- **Given data**
————————

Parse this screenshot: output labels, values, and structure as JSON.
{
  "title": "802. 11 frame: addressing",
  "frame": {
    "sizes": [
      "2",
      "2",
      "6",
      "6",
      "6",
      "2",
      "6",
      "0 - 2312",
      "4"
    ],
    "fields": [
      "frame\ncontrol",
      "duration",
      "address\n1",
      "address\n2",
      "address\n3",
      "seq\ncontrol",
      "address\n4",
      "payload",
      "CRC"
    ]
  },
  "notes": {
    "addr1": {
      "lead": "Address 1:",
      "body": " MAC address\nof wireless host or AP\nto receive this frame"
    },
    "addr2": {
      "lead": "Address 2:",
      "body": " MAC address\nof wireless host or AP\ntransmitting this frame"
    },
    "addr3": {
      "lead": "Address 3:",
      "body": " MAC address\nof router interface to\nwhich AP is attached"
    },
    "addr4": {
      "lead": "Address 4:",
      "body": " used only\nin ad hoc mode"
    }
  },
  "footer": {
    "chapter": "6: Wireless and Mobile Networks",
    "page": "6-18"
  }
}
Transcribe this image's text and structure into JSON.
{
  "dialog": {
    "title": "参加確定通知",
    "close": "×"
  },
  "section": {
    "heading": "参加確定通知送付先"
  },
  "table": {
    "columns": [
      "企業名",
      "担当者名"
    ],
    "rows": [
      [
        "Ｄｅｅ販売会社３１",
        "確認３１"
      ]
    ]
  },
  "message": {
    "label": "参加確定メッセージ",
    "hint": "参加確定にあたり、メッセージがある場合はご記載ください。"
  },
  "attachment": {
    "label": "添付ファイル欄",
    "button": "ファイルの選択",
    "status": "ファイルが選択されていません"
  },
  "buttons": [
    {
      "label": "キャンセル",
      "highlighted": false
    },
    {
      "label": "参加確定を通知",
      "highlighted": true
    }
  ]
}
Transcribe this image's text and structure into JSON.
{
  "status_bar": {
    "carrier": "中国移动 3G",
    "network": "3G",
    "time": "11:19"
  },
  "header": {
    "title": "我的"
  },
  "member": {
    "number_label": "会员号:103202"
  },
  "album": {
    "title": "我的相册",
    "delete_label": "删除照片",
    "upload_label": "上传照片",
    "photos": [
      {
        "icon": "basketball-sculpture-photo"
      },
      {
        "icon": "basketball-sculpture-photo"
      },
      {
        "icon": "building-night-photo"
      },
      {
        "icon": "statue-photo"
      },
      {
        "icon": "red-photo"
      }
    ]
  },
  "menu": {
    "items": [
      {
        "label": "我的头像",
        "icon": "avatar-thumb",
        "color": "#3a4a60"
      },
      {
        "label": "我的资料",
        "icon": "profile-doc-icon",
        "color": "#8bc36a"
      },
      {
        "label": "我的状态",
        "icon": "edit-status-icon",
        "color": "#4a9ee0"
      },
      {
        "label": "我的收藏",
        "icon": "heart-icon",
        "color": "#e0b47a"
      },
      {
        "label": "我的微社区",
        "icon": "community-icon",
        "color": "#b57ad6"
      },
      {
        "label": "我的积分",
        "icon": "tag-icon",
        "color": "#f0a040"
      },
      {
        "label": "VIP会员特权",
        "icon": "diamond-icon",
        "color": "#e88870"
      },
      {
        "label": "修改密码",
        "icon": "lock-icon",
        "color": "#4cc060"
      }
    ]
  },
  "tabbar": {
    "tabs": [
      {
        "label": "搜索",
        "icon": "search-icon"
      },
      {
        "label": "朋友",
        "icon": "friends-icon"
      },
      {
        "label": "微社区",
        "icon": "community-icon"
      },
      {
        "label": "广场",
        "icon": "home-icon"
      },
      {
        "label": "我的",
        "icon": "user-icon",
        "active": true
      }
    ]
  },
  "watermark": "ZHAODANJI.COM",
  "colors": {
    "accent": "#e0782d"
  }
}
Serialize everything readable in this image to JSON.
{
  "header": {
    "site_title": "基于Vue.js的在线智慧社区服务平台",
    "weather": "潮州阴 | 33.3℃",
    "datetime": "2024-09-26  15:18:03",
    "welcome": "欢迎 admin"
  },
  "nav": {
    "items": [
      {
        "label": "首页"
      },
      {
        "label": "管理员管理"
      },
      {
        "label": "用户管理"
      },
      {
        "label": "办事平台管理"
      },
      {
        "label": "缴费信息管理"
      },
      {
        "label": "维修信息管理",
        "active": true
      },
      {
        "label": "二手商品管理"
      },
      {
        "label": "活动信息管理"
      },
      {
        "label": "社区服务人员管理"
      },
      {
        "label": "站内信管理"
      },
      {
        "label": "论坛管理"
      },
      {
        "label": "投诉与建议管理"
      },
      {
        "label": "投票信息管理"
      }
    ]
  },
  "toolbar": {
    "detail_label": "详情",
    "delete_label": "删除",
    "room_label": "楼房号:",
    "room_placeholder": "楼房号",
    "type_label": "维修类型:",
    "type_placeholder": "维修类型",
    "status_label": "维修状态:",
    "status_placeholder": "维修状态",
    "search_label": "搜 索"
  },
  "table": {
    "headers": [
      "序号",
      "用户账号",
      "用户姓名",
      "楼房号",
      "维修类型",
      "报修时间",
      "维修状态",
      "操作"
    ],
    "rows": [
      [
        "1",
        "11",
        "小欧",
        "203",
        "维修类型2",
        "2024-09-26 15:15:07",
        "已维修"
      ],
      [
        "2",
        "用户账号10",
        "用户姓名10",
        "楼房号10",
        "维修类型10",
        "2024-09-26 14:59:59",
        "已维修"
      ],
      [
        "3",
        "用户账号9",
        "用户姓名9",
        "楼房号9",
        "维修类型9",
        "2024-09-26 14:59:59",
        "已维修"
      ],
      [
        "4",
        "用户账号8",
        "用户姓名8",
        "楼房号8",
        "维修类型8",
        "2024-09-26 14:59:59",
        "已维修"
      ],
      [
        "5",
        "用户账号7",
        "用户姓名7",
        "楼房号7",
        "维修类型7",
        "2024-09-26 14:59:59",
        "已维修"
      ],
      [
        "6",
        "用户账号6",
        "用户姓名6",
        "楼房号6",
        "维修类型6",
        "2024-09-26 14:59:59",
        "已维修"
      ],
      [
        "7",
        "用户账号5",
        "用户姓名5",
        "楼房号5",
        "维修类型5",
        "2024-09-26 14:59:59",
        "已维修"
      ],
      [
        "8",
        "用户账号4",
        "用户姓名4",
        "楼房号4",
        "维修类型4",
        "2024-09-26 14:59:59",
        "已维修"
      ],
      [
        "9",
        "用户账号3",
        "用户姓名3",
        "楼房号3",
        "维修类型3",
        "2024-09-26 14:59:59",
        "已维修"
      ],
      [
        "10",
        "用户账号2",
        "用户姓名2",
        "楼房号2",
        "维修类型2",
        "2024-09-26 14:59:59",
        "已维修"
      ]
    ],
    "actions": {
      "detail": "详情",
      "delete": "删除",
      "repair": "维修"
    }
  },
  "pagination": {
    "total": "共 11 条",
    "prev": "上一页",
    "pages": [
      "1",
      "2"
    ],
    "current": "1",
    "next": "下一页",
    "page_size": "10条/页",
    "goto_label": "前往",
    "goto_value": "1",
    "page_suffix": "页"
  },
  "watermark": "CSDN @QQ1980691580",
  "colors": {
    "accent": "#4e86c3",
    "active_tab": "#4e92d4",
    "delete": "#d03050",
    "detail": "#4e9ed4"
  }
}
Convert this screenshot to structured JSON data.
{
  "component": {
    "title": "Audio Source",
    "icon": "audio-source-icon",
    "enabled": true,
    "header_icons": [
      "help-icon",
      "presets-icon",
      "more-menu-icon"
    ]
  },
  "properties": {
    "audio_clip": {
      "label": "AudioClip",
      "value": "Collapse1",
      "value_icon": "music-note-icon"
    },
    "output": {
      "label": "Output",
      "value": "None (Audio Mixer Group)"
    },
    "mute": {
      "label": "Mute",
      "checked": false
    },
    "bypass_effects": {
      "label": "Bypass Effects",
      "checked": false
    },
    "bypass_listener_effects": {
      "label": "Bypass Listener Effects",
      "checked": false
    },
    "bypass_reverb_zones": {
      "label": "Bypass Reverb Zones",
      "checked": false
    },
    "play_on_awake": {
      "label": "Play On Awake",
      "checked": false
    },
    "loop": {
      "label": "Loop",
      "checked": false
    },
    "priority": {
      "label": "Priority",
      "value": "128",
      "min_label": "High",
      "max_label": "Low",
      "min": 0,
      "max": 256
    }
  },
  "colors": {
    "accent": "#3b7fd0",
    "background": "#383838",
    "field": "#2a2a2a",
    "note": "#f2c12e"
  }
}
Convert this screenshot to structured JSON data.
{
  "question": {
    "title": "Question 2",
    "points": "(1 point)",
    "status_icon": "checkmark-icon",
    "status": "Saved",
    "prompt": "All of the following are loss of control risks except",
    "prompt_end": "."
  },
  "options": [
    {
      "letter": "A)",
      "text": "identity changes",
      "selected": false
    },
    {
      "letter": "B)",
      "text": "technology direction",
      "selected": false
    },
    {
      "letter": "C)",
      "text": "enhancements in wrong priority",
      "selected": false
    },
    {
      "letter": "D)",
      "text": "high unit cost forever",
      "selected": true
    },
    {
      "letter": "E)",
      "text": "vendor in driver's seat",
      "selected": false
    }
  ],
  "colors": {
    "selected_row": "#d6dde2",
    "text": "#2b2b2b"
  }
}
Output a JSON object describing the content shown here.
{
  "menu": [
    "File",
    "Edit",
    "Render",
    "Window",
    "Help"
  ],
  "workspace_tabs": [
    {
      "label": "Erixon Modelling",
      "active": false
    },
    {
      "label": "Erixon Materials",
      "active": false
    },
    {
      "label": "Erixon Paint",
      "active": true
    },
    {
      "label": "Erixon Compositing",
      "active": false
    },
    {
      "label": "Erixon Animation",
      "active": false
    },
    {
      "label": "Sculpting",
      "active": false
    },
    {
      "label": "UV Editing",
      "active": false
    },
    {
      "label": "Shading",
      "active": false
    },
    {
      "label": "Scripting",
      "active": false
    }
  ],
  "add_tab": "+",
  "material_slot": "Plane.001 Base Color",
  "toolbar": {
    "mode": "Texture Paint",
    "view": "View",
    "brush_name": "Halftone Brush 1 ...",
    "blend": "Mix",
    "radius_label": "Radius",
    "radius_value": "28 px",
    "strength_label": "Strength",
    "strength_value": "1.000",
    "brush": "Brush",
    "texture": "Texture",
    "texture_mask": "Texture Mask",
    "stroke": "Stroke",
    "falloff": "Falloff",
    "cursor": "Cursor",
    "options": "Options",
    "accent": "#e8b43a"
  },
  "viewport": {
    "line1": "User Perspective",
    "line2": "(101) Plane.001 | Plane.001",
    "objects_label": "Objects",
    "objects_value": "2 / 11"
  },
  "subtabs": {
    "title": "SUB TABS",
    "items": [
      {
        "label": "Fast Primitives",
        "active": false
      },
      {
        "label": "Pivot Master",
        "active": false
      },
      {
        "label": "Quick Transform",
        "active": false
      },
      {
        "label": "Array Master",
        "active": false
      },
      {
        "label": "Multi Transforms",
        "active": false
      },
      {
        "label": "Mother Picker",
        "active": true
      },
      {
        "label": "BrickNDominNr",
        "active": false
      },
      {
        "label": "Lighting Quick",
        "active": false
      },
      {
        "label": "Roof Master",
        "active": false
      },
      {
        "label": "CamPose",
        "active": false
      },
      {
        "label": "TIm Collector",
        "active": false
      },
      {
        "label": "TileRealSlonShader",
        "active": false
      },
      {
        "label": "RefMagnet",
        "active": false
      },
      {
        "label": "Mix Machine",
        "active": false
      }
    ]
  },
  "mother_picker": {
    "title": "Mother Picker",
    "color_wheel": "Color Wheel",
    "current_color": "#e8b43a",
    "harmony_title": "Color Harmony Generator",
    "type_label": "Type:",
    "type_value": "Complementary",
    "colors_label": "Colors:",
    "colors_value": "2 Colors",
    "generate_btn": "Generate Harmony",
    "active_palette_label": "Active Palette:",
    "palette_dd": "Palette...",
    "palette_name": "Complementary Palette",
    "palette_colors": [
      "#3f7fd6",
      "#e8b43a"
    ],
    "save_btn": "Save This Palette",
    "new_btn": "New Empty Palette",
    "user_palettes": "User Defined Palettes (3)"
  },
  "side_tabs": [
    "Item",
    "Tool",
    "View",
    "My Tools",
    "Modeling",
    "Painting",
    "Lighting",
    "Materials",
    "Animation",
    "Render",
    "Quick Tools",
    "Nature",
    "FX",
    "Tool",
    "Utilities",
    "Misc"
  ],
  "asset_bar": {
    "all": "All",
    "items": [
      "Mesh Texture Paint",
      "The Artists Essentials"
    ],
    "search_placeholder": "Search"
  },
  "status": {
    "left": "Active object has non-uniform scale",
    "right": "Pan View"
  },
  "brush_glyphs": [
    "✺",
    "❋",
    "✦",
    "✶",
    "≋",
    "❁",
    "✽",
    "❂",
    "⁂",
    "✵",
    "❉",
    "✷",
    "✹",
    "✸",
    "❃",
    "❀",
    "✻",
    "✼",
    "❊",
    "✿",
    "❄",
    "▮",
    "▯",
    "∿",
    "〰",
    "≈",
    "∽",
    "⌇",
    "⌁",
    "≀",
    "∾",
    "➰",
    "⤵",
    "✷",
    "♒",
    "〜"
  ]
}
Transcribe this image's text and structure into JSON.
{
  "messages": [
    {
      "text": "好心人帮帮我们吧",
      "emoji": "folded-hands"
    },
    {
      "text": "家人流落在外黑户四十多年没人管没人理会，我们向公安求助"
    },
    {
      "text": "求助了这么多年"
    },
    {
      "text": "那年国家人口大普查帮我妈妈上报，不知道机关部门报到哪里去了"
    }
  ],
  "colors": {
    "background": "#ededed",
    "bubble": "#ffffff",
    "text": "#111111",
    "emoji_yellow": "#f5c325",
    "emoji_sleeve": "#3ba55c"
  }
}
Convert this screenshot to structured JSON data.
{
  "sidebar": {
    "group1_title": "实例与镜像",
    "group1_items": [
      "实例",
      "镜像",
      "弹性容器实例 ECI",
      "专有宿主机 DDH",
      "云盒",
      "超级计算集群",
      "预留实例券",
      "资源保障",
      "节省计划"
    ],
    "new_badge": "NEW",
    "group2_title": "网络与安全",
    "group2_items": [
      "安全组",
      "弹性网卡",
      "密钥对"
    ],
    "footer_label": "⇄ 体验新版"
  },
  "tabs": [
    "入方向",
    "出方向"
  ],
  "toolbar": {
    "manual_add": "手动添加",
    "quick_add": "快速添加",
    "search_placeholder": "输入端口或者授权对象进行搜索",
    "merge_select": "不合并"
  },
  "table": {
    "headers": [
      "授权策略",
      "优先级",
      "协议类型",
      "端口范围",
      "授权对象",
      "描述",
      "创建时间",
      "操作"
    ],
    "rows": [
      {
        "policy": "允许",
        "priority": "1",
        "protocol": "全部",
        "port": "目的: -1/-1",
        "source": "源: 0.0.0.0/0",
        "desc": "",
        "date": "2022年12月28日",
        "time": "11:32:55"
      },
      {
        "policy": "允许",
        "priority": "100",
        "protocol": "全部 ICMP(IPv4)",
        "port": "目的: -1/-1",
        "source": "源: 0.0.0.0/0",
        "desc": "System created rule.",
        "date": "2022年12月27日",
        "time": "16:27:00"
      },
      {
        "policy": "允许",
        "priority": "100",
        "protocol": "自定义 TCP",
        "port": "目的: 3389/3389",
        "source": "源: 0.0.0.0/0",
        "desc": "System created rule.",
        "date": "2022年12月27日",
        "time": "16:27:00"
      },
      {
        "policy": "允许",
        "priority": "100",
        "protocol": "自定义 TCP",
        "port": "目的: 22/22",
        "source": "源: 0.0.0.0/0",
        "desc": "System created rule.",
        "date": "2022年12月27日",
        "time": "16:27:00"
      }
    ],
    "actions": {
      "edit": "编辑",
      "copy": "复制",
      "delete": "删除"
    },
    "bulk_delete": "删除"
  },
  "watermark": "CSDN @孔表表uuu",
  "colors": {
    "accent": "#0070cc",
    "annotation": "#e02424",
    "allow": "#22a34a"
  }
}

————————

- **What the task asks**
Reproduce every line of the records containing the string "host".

- **Response to this task**
      "body": " MAC address\nof wireless host or AP\nto receive this frame"
      "body": " MAC address\nof wireless host or AP\ntransmitting this frame"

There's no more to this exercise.